======== Records for processing

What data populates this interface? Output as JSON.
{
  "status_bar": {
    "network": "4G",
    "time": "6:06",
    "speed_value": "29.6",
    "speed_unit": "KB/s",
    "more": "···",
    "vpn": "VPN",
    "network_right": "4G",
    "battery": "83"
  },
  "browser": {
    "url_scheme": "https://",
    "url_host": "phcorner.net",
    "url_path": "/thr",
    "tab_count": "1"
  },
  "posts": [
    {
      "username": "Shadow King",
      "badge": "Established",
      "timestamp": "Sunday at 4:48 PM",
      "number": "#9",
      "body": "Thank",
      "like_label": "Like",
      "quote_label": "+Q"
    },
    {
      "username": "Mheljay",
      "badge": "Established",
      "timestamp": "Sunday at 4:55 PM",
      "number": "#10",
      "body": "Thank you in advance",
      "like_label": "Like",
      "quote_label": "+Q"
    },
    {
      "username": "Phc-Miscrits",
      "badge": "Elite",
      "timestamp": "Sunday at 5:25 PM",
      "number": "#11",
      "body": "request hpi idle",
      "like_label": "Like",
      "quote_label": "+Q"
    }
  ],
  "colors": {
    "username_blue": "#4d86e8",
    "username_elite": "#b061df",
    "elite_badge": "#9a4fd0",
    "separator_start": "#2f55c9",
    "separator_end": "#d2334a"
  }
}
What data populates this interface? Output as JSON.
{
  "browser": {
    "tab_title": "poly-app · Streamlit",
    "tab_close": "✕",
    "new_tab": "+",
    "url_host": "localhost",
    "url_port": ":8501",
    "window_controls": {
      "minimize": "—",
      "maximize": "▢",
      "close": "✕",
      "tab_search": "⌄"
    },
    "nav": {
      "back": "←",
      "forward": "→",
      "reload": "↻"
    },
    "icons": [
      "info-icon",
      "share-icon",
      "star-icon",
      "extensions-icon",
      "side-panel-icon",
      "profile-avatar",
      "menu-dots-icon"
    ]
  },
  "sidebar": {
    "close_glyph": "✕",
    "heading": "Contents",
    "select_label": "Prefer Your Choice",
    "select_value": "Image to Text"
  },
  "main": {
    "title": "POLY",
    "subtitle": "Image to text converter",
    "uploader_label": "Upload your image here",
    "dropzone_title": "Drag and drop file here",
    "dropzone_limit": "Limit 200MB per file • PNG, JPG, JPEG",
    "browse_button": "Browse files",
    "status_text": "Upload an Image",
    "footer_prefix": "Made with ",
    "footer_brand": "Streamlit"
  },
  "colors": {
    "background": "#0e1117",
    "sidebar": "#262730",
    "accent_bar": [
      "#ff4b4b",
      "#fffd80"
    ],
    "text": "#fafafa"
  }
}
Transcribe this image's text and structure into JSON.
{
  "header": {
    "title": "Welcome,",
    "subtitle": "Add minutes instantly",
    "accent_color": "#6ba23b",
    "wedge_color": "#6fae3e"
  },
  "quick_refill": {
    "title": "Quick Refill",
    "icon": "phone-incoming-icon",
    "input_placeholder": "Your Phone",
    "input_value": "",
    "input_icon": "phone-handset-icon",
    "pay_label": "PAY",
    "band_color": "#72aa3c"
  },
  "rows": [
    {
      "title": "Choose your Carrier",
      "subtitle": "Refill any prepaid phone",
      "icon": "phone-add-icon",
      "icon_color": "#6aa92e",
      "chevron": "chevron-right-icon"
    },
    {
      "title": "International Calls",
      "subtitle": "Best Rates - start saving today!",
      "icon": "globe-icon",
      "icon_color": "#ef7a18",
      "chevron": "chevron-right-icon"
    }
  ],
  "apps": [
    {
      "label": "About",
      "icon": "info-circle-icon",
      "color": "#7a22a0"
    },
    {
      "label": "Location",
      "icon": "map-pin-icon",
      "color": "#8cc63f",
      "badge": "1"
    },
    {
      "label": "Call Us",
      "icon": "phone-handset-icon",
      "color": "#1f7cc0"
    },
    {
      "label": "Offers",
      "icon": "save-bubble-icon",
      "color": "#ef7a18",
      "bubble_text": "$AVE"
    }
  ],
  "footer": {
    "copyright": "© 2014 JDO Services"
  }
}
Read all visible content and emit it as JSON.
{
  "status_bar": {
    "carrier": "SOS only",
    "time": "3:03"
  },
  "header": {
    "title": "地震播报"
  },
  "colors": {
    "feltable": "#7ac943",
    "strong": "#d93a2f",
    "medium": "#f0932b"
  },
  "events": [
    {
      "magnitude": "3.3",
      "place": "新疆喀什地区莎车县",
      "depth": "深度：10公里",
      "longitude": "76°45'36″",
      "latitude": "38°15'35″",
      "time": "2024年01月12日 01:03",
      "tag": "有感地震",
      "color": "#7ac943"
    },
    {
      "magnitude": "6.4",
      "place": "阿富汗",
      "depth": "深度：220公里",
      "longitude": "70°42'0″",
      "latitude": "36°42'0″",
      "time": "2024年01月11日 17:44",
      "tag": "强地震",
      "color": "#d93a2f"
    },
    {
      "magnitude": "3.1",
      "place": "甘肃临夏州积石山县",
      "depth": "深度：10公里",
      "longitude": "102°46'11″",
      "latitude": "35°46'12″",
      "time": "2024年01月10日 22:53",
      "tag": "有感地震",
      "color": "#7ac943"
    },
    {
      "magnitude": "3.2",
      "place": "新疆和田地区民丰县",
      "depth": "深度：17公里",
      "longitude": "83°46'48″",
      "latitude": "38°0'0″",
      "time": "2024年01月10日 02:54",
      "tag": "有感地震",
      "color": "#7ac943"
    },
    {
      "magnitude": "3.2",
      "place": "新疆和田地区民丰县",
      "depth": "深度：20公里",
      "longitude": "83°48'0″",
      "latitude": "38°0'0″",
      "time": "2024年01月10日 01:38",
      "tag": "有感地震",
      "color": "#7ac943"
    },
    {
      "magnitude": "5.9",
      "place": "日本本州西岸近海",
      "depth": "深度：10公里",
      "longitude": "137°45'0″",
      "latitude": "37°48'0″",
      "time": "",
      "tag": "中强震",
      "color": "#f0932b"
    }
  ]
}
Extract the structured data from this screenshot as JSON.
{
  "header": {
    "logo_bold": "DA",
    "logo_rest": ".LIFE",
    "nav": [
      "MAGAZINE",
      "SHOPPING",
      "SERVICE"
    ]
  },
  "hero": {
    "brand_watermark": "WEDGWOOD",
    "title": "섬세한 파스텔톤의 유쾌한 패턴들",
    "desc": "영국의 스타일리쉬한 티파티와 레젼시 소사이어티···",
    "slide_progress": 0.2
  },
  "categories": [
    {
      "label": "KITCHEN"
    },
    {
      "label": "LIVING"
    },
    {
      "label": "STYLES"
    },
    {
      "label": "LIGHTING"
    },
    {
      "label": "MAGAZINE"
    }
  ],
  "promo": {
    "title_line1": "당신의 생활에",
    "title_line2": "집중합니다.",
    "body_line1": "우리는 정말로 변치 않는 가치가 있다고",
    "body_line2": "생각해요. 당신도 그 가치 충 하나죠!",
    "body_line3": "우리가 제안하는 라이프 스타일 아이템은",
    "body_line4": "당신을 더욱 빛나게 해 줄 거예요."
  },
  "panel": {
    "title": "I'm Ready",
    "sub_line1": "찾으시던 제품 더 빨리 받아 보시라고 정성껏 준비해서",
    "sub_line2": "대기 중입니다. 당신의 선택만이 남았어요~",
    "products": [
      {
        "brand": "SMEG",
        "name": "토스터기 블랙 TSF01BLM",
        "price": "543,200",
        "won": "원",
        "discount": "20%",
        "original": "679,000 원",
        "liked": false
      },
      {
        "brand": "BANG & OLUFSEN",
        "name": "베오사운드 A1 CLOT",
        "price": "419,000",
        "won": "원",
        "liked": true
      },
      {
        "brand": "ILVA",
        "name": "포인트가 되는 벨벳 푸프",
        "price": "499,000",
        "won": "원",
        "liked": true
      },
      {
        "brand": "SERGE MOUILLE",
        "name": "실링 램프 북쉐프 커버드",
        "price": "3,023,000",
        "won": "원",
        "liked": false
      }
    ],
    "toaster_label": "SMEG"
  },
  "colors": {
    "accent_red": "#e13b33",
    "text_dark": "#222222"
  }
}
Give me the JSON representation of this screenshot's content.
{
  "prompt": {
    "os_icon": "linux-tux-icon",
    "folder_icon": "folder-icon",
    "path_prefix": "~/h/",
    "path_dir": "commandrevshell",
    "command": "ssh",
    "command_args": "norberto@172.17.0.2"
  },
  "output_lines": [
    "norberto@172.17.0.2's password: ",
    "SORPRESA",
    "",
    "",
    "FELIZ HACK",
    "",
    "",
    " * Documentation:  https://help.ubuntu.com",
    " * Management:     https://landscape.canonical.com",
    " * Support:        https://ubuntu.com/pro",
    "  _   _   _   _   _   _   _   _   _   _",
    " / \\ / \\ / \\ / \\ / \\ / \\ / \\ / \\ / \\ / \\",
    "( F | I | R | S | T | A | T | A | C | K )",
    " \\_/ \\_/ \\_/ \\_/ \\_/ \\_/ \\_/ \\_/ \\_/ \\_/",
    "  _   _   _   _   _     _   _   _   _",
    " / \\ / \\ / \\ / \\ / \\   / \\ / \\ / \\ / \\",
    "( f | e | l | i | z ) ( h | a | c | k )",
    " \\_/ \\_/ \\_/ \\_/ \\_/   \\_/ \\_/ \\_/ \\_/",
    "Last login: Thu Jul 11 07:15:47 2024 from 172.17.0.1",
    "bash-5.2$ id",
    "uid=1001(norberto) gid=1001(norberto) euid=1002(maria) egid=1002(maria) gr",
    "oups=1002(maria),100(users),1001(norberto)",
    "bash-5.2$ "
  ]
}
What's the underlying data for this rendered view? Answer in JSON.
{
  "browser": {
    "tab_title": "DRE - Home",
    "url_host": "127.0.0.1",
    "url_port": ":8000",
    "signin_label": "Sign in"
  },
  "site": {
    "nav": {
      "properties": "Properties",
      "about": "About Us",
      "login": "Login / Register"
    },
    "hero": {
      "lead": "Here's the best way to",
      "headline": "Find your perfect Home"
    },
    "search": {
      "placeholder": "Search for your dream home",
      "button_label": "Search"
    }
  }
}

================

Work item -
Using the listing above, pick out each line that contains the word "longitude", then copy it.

Response to the task -
      "longitude": "76°45'36″",
      "longitude": "70°42'0″",
      "longitude": "102°46'11″",
      "longitude": "83°46'48″",
      "longitude": "83°48'0″",
      "longitude": "137°45'0″",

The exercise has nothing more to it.